# [Work instructions]
In the data below, which lines hold the word "layout"? Copy them.

Records from a data collection:
=== Begin Enclosure ===
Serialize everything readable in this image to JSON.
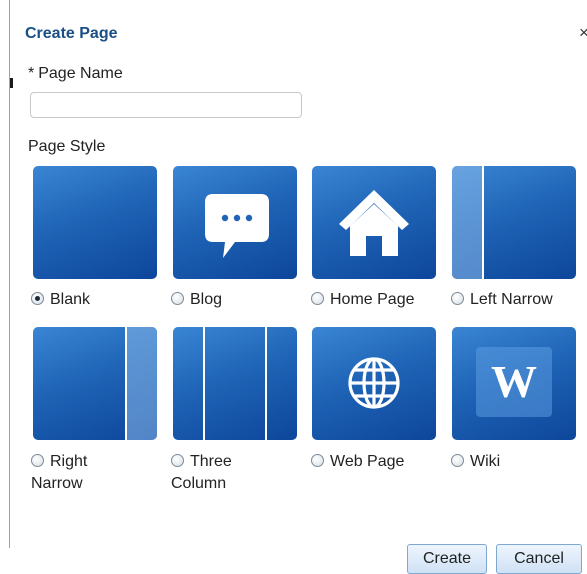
{
  "dialog": {
    "title": "Create Page",
    "close_glyph": "×",
    "required_marker": "*",
    "page_name_label": "Page Name",
    "page_name_value": "",
    "page_style_label": "Page Style",
    "selected_style": "Blank",
    "styles": [
      {
        "label": "Blank",
        "icon": "blank-tile-icon"
      },
      {
        "label": "Blog",
        "icon": "speech-bubble-icon"
      },
      {
        "label": "Home Page",
        "icon": "house-icon"
      },
      {
        "label": "Left Narrow",
        "icon": "left-narrow-layout-icon"
      },
      {
        "label": "Right Narrow",
        "line1": "Right",
        "line2": "Narrow",
        "icon": "right-narrow-layout-icon"
      },
      {
        "label": "Three Column",
        "line1": "Three",
        "line2": "Column",
        "icon": "three-column-layout-icon"
      },
      {
        "label": "Web Page",
        "icon": "globe-icon"
      },
      {
        "label": "Wiki",
        "icon": "wiki-w-icon",
        "glyph": "W"
      }
    ],
    "buttons": {
      "create": "Create",
      "cancel": "Cancel"
    },
    "colors": {
      "title": "#1a4f85",
      "tile_top": "#3a85d4",
      "tile_bottom": "#0d469b"
    }
  }
}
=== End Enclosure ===
# [Solution for this exercise]
        "icon": "left-narrow-layout-icon"
        "icon": "right-narrow-layout-icon"
        "icon": "three-column-layout-icon"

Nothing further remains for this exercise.